This is the only piece of hardware on my list. After reading reviews on the more expensive NeatReceipts scanners I decided on the Doxie. The all-new Doxie Go lets you scan anywhere without being attached to a computer. The software is included and is user-friendly (a sticking point with most NeatReceipts reviewers). From the software, you can directly send your scans to Evernote. I especially like that the scanned PDF text is searchable; that is huge. Cost: $199.00 for the Doxie Go.
When you decide to take that trip around the world (or really if you’re just trying to go paperless), Virtual PostMail gives you a 4-digit postal mailbox or real postal address to receive all of your mail. You can then see your mail online within 24 hours. This service even has a check depositing feature that deposits checks you receive in to your bank account securely. Cost: starting around $10/month.
This iPhone app, built by LinkedIn, allows you to take a picture of a business card and convert it to an address book contact automatically. You can also then see your mutual connections on LinkedIn and add them as a connection if you like. Cost: Free.
8. Google Apps
Keep your email, calendar, and documents (including spreadsheets) in one place and in the cloud. Google Apps is useful for sharing documents and making edits without having to send multiple versions back and forth. Set up a personal domain (i.e. www.yourname.com) and use Google Apps like you would as a mini-business. Cost: Free.
Dropbox stores your files—documents, photos, videos—that you previously kept on your hard drive in a synced cloud-based folder, accessible by your phone or any of your computers. You no longer will be emailing files to yourself (come on, we’ve all done it) or, heaven forbid, print it. This also helps eliminate those multiple version issues. When you change a document from your iPad, it will automatically update across your devices. You can also share folders with friends and colleagues. In our business, we use this especially for very large files that we previously needed an FTP site for. Cost: Free for up to 2GB of storage.

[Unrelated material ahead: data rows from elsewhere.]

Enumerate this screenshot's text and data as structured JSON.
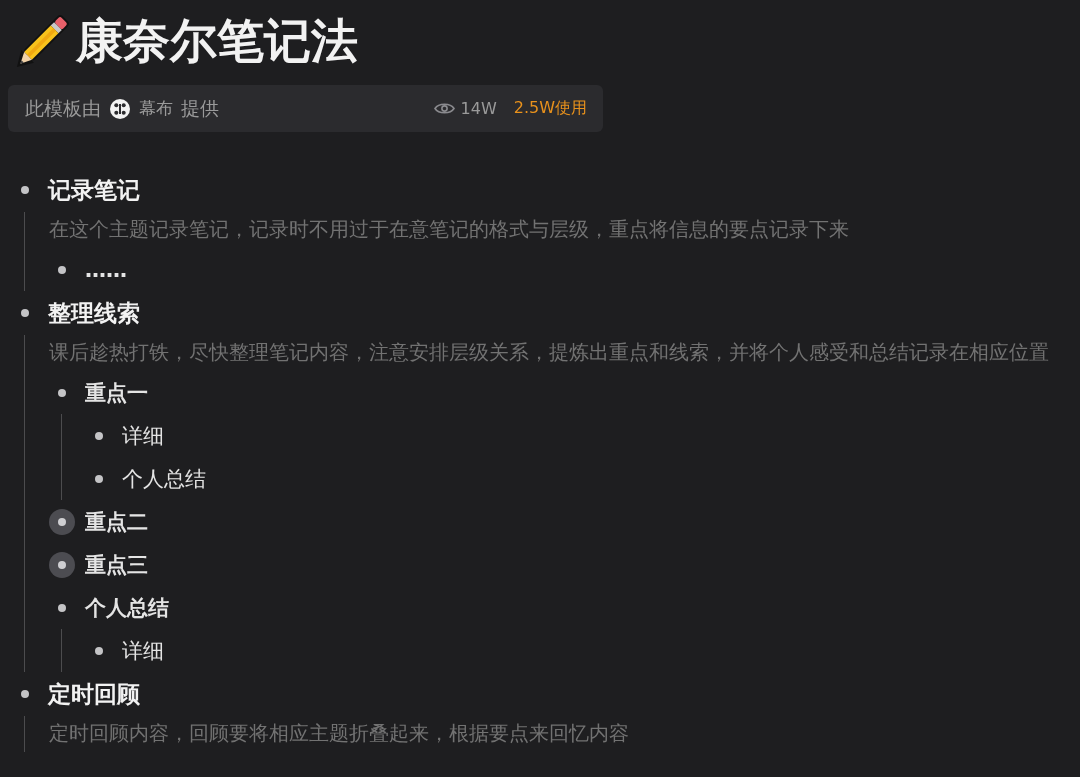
{
  "title": "康奈尔笔记法",
  "template_bar": {
    "prefix": "此模板由",
    "provider": "幕布",
    "suffix": "提供",
    "views": "14W",
    "uses": "2.5W使用"
  },
  "outline": [
    {
      "text": "记录笔记",
      "bold": true,
      "collapsed": false,
      "note": "在这个主题记录笔记，记录时不用过于在意笔记的格式与层级，重点将信息的要点记录下来",
      "children": [
        {
          "text": "……",
          "bold": true,
          "collapsed": false
        }
      ]
    },
    {
      "text": "整理线索",
      "bold": true,
      "collapsed": false,
      "note": "课后趁热打铁，尽快整理笔记内容，注意安排层级关系，提炼出重点和线索，并将个人感受和总结记录在相应位置",
      "children": [
        {
          "text": "重点一",
          "bold": true,
          "collapsed": false,
          "children": [
            {
              "text": "详细",
              "bold": false,
              "collapsed": false
            },
            {
              "text": "个人总结",
              "bold": false,
              "collapsed": false
            }
          ]
        },
        {
          "text": "重点二",
          "bold": true,
          "collapsed": true
        },
        {
          "text": "重点三",
          "bold": true,
          "collapsed": true
        },
        {
          "text": "个人总结",
          "bold": true,
          "collapsed": false,
          "children": [
            {
              "text": "详细",
              "bold": false,
              "collapsed": false
            }
          ]
        }
      ]
    },
    {
      "text": "定时回顾",
      "bold": true,
      "collapsed": false,
      "note": "定时回顾内容，回顾要将相应主题折叠起来，根据要点来回忆内容"
    }
  ]
}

BONUS tool – SendItToMe
If you have a Kindle, install SendItToMe’s bookmarklet in your browser toolbar and you can send articles that you want to read directly to your Kindle. Don’t print out articles and add more paper. Cost: Free.
What tools are you using to reduce the paper in your life? Chime in here.
Author: Alexandra Gibson is the Managing Director (boss lady) for OttoPilot Media, an inbound marketing firm, and the SVP for Aspen Associates, an FF&E procurement company in the hospitality industry. She wrote her first business plan at age 11…she’s been entrepreneurially intolerable since then.